Task instructions: Could you give back every record below exactly, leaving out the pictures?

::::::

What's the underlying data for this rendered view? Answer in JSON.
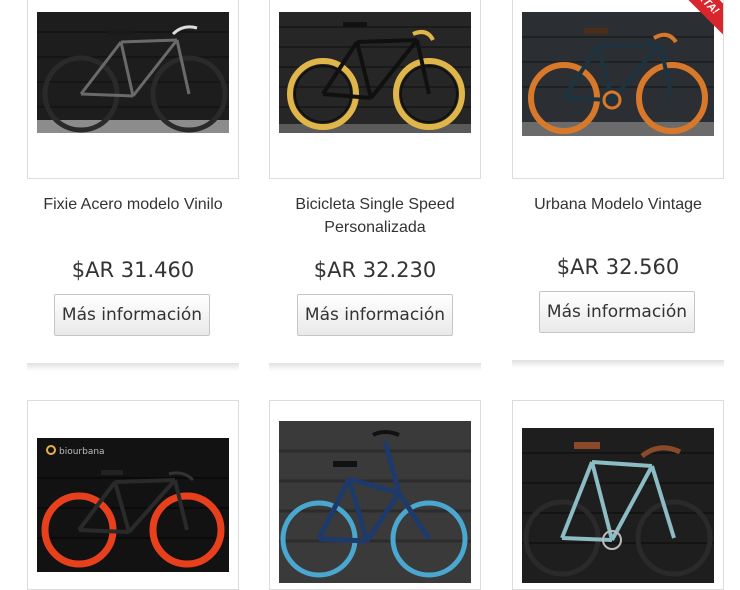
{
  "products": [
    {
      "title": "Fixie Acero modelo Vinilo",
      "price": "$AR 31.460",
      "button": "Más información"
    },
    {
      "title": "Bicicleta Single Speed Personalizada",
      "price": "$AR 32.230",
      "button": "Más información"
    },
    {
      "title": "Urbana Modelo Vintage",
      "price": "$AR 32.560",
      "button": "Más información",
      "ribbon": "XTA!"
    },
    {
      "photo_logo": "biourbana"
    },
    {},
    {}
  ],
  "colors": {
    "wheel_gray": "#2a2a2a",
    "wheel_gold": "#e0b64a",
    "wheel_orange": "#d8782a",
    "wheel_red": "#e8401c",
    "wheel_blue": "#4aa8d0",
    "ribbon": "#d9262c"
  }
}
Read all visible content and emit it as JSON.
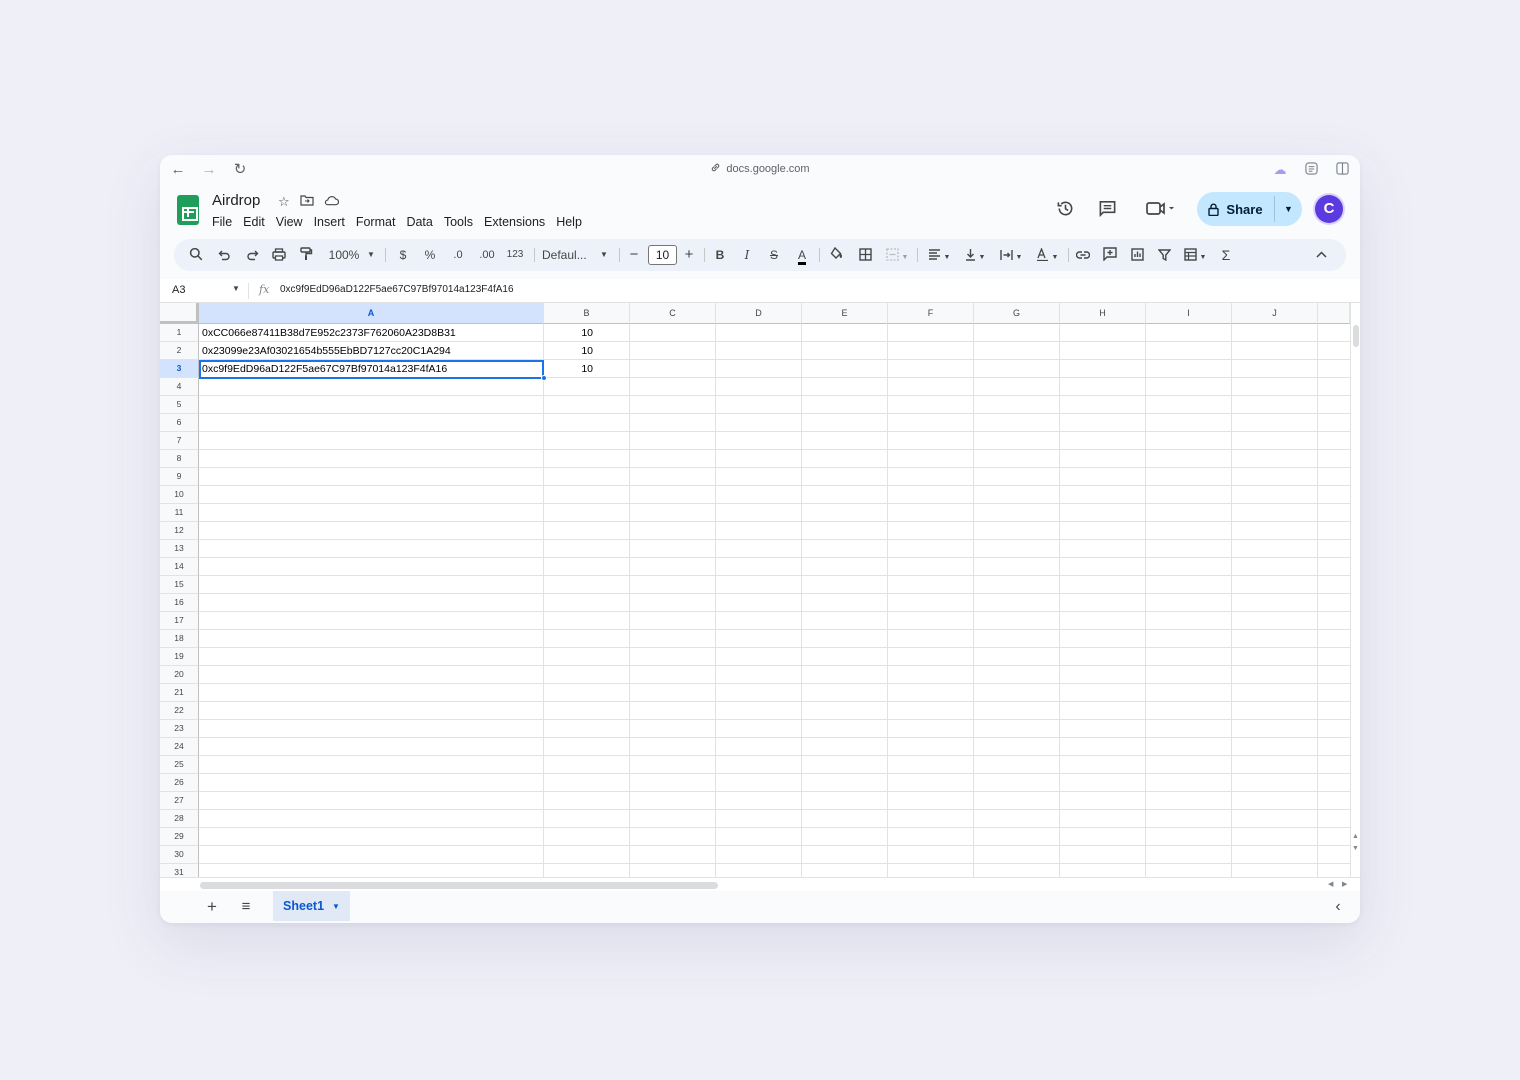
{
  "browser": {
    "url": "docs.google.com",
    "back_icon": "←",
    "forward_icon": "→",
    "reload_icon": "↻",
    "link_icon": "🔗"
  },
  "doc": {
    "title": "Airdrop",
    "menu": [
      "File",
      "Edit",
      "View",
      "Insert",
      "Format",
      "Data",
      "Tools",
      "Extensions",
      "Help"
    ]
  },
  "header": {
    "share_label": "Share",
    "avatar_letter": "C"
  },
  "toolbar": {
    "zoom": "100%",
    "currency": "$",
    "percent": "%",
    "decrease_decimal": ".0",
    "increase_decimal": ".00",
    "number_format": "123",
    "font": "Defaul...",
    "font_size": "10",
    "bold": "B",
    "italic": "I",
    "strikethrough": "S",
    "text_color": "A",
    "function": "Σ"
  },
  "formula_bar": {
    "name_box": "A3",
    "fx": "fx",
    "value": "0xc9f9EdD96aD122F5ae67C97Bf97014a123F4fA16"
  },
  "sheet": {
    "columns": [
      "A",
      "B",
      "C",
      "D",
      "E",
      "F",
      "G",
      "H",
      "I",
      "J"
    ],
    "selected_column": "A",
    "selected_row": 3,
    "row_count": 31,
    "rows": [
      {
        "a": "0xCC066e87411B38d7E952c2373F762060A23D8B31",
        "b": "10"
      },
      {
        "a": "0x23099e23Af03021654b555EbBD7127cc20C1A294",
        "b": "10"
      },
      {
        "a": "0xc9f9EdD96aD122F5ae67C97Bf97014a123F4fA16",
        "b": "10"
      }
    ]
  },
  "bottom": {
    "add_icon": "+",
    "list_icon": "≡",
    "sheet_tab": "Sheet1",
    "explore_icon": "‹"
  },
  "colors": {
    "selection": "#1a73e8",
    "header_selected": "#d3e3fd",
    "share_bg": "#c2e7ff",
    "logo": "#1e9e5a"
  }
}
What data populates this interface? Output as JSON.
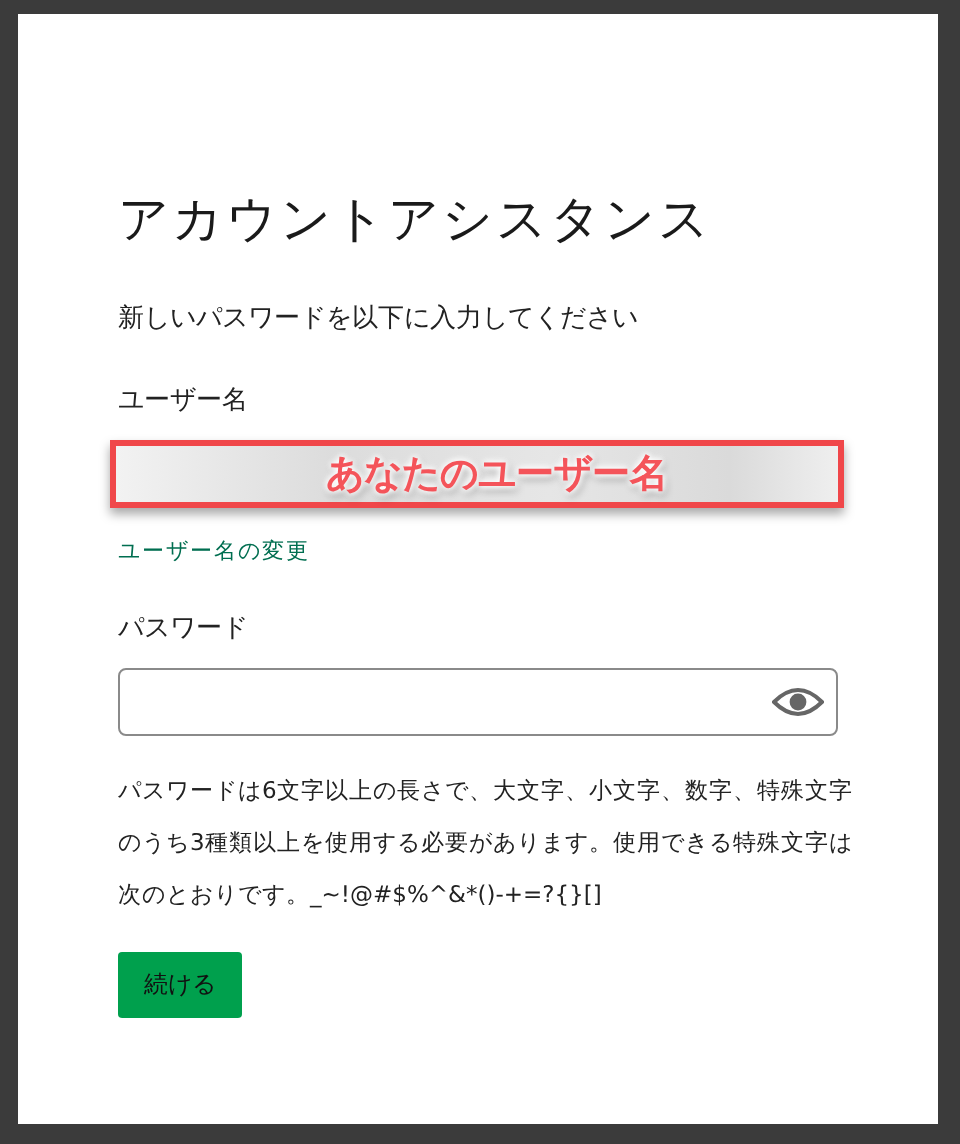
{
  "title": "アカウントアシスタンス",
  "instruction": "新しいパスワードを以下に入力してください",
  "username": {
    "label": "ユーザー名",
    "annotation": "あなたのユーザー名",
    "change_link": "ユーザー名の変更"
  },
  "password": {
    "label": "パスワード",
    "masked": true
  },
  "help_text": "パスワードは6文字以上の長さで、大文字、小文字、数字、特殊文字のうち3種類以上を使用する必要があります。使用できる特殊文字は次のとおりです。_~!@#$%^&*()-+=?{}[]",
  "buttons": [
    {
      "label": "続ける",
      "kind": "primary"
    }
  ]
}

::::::

Output for this exercise:
What's the underlying data for this rendered view? Answer in JSON.
{
  "products": [
    {
      "title": "Fixie Acero modelo Vinilo",
      "price": "$AR 31.460",
      "button": "Más información"
    },
    {
      "title": "Bicicleta Single Speed Personalizada",
      "price": "$AR 32.230",
      "button": "Más información"
    },
    {
      "title": "Urbana Modelo Vintage",
      "price": "$AR 32.560",
      "button": "Más información",
      "ribbon": "XTA!"
    },
    {
      "photo_logo": "biourbana"
    },
    {},
    {}
  ],
  "colors": {
    "wheel_gray": "#2a2a2a",
    "wheel_gold": "#e0b64a",
    "wheel_orange": "#d8782a",
    "wheel_red": "#e8401c",
    "wheel_blue": "#4aa8d0",
    "ribbon": "#d9262c"
  }
}
Read all visible content and emit it as JSON.
{
  "browser": {
    "url": "docs.google.com",
    "back_icon": "←",
    "forward_icon": "→",
    "reload_icon": "↻",
    "link_icon": "🔗"
  },
  "doc": {
    "title": "Airdrop",
    "menu": [
      "File",
      "Edit",
      "View",
      "Insert",
      "Format",
      "Data",
      "Tools",
      "Extensions",
      "Help"
    ]
  },
  "header": {
    "share_label": "Share",
    "avatar_letter": "C"
  },
  "toolbar": {
    "zoom": "100%",
    "currency": "$",
    "percent": "%",
    "decrease_decimal": ".0",
    "increase_decimal": ".00",
    "number_format": "123",
    "font": "Defaul...",
    "font_size": "10",
    "bold": "B",
    "italic": "I",
    "strikethrough": "S",
    "text_color": "A",
    "function": "Σ"
  },
  "formula_bar": {
    "name_box": "A3",
    "fx": "fx",
    "value": "0xc9f9EdD96aD122F5ae67C97Bf97014a123F4fA16"
  },
  "sheet": {
    "columns": [
      "A",
      "B",
      "C",
      "D",
      "E",
      "F",
      "G",
      "H",
      "I",
      "J"
    ],
    "selected_column": "A",
    "selected_row": 3,
    "row_count": 31,
    "rows": [
      {
        "a": "0xCC066e87411B38d7E952c2373F762060A23D8B31",
        "b": "10"
      },
      {
        "a": "0x23099e23Af03021654b555EbBD7127cc20C1A294",
        "b": "10"
      },
      {
        "a": "0xc9f9EdD96aD122F5ae67C97Bf97014a123F4fA16",
        "b": "10"
      }
    ]
  },
  "bottom": {
    "add_icon": "+",
    "list_icon": "≡",
    "sheet_tab": "Sheet1",
    "explore_icon": "‹"
  },
  "colors": {
    "selection": "#1a73e8",
    "header_selected": "#d3e3fd",
    "share_bg": "#c2e7ff",
    "logo": "#1e9e5a"
  }
}
What data populates this interface? Output as JSON.
{
  "title": "アカウントアシスタンス",
  "instruction": "新しいパスワードを以下に入力してください",
  "username": {
    "label": "ユーザー名",
    "annotation": "あなたのユーザー名",
    "change_link": "ユーザー名の変更"
  },
  "password": {
    "label": "パスワード",
    "masked": true
  },
  "help_text": "パスワードは6文字以上の長さで、大文字、小文字、数字、特殊文字のうち3種類以上を使用する必要があります。使用できる特殊文字は次のとおりです。_~!@#$%^&*()-+=?{}[]",
  "buttons": [
    {
      "label": "続ける",
      "kind": "primary"
    }
  ]
}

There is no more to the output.